▸ **What needs to be done**: Pull every line with "microphone" from the data.

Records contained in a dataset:
++++++++++
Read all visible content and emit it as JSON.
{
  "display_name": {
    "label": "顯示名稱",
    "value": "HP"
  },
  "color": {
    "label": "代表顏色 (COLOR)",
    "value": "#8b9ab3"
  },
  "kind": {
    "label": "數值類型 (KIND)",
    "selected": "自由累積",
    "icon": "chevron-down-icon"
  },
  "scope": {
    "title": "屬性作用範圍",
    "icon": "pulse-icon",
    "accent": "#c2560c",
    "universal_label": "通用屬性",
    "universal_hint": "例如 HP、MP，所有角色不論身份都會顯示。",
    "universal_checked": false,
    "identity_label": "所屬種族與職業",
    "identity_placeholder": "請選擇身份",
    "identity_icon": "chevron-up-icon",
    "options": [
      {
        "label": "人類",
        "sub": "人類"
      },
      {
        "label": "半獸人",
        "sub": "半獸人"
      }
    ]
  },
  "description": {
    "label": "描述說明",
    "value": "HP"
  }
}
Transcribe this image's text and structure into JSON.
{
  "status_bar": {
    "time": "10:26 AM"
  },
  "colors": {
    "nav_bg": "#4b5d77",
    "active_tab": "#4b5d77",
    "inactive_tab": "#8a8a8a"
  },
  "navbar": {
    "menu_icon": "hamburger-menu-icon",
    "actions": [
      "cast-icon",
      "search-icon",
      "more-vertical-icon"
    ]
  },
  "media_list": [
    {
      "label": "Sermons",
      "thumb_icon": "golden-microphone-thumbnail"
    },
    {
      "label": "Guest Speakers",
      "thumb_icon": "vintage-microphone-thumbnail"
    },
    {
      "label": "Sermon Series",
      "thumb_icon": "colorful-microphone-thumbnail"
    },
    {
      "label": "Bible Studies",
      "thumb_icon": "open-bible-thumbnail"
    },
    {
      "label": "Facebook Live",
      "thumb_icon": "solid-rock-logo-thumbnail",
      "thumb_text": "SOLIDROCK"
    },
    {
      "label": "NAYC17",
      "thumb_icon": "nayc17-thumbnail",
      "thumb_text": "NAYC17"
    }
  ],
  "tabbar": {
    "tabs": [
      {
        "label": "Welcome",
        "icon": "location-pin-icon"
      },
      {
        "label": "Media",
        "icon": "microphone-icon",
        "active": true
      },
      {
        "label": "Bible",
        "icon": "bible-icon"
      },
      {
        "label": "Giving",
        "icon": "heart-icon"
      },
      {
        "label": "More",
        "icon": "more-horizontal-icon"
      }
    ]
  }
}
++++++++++
▸ **Answer box**:
      "thumb_icon": "golden-microphone-thumbnail"
      "thumb_icon": "vintage-microphone-thumbnail"
      "thumb_icon": "colorful-microphone-thumbnail"
        "icon": "microphone-icon",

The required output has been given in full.